In Shaffer, we merely held that because the Appellant, prior to his guilty plea, had the benefit of a full trial in which he viewed the Commonwealth's case in its entirety, much to the prejudice of the Commonwealth, "a blind adherence to [the] per se rule [in Ingram ] would not, . . . comport with any notion of remedying a 'manifest injustice'". Shaffer, 498 Pa. at 349, 446 A.2d at 594. We thus refused to allow the plea to be withdrawn.
Nowhere does Shaffer indicate the desire of this Court to abrogate the Ingram rule across the board. I see a great difference between allowing flexibility where rigidity would not serve the interests of justice or the purpose of the rule, and total abrogation of the Ingram holding. The majority's contentions to the contrary notwithstanding, Ingram is still the law in this Commonwealth, and its application in the instant case is distinguishable from the exception we carved in Shaffer.
In Shaffer, we offered reasoning as to why an explanation of the elements need be had on the record and why we would be flexible in this requirement as to Shaffer. We said
". . . where the defendant tenders a plea of guilty from a bargaining position which is devoid of finite knowledge of the evidence available against him, concern with an explanation of the elements of the crime is of greater significance than in the case where the defendant, as here, enters the plea after the Commonwealth's case has been presented. Presumably, an explanation of the elements enables the defendant to assess the Commonwealth's ability to prove that which he is admitting in pleading guilty by comparing the elements to the evidence he knows or has reason to believe the Commonwealth
[ 505 Pa. Page 198]
has available. Thus, he determines whether the prosecution has the ability to convict should he instead choose to exercise his right to trial. In the instant case, this decision of whether to go to trial and put the Commonwealth to its proof was no longer before the appellant. Trial was accomplished and presumably the defendant knew there was sufficient evidence to convict of murder of the first degree."

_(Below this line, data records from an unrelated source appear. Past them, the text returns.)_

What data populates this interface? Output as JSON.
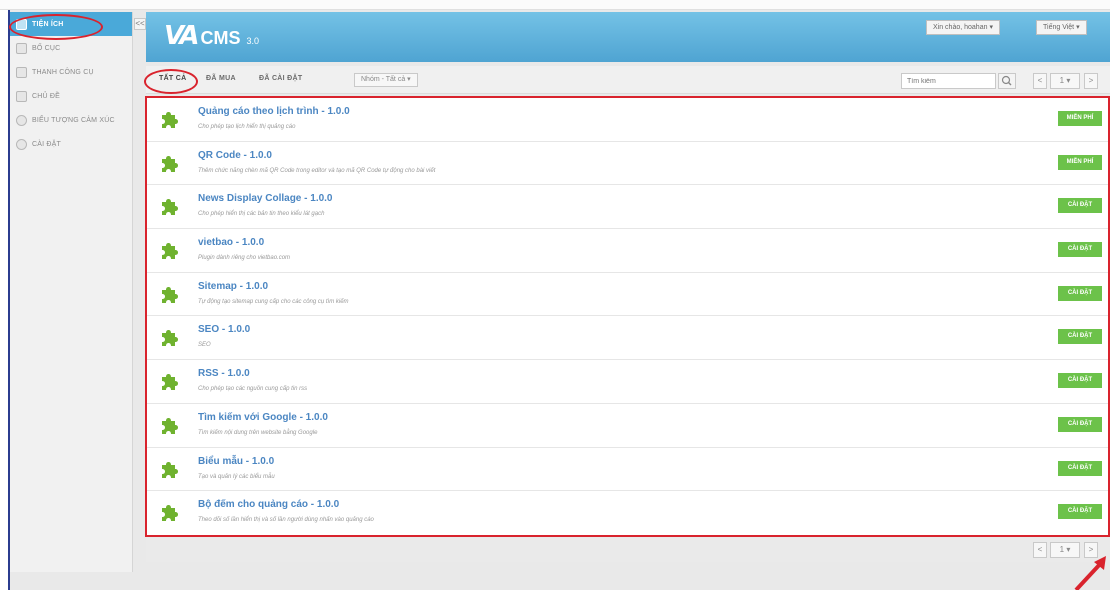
{
  "sidebar": {
    "items": [
      {
        "label": "TIỆN ÍCH",
        "icon": "plugin-icon",
        "active": true
      },
      {
        "label": "BỐ CỤC",
        "icon": "layout-icon",
        "active": false
      },
      {
        "label": "THANH CÔNG CỤ",
        "icon": "toolbar-icon",
        "active": false
      },
      {
        "label": "CHỦ ĐỀ",
        "icon": "theme-icon",
        "active": false
      },
      {
        "label": "BIỂU TƯỢNG CẢM XÚC",
        "icon": "smiley-icon",
        "active": false
      },
      {
        "label": "CÀI ĐẶT",
        "icon": "gear-icon",
        "active": false
      }
    ],
    "collapse_label": "<<"
  },
  "header": {
    "logo_text": "CMS",
    "logo_version": "3.0",
    "greeting_dropdown": "Xin chào, hoahan",
    "language_dropdown": "Tiếng Việt",
    "brand_color": "#4fa4d2"
  },
  "toolbar": {
    "tabs": [
      "TẤT CẢ",
      "ĐÃ MUA",
      "ĐÃ CÀI ĐẶT"
    ],
    "filter_label": "Nhóm - Tất cả",
    "search_placeholder": "Tìm kiếm",
    "page_label": "1",
    "prev_label": "<",
    "next_label": ">"
  },
  "plugins": [
    {
      "title": "Quảng cáo theo lịch trình - 1.0.0",
      "desc": "Cho phép tạo lịch hiển thị quảng cáo",
      "action": "MIỄN PHÍ"
    },
    {
      "title": "QR Code - 1.0.0",
      "desc": "Thêm chức năng chèn mã QR Code trong editor và tạo mã QR Code tự động cho bài viết",
      "action": "MIỄN PHÍ"
    },
    {
      "title": "News Display Collage - 1.0.0",
      "desc": "Cho phép hiển thị các bản tin theo kiểu lát gạch",
      "action": "CÀI ĐẶT"
    },
    {
      "title": "vietbao - 1.0.0",
      "desc": "Plugin dành riêng cho vietbao.com",
      "action": "CÀI ĐẶT"
    },
    {
      "title": "Sitemap - 1.0.0",
      "desc": "Tự động tạo sitemap cung cấp cho các công cụ tìm kiếm",
      "action": "CÀI ĐẶT"
    },
    {
      "title": "SEO - 1.0.0",
      "desc": "SEO",
      "action": "CÀI ĐẶT"
    },
    {
      "title": "RSS - 1.0.0",
      "desc": "Cho phép tạo các nguồn cung cấp tin rss",
      "action": "CÀI ĐẶT"
    },
    {
      "title": "Tìm kiếm với Google - 1.0.0",
      "desc": "Tìm kiếm nội dung trên website bằng Google",
      "action": "CÀI ĐẶT"
    },
    {
      "title": "Biểu mẫu - 1.0.0",
      "desc": "Tạo và quản lý các biểu mẫu",
      "action": "CÀI ĐẶT"
    },
    {
      "title": "Bộ đếm cho quảng cáo - 1.0.0",
      "desc": "Theo dõi số lần hiển thị và số lần người dùng nhấn vào quảng cáo",
      "action": "CÀI ĐẶT"
    }
  ],
  "footer": {
    "page_label": "1",
    "prev_label": "<",
    "next_label": ">"
  },
  "colors": {
    "action_button": "#6cc24a",
    "annotation": "#d9232d",
    "title_link": "#4b86c2"
  }
}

Shaffer, 498 Pa. at 352, 446 A.2d at 596. In the instant case Appellee was entitled to make this assessment. Finding that Appellant had not been fully apprised of the elements constituting the charge against him in the guilty plea colloquy, I would apply Ingram to this case and allow him to withdraw his plea. I therefore dissent.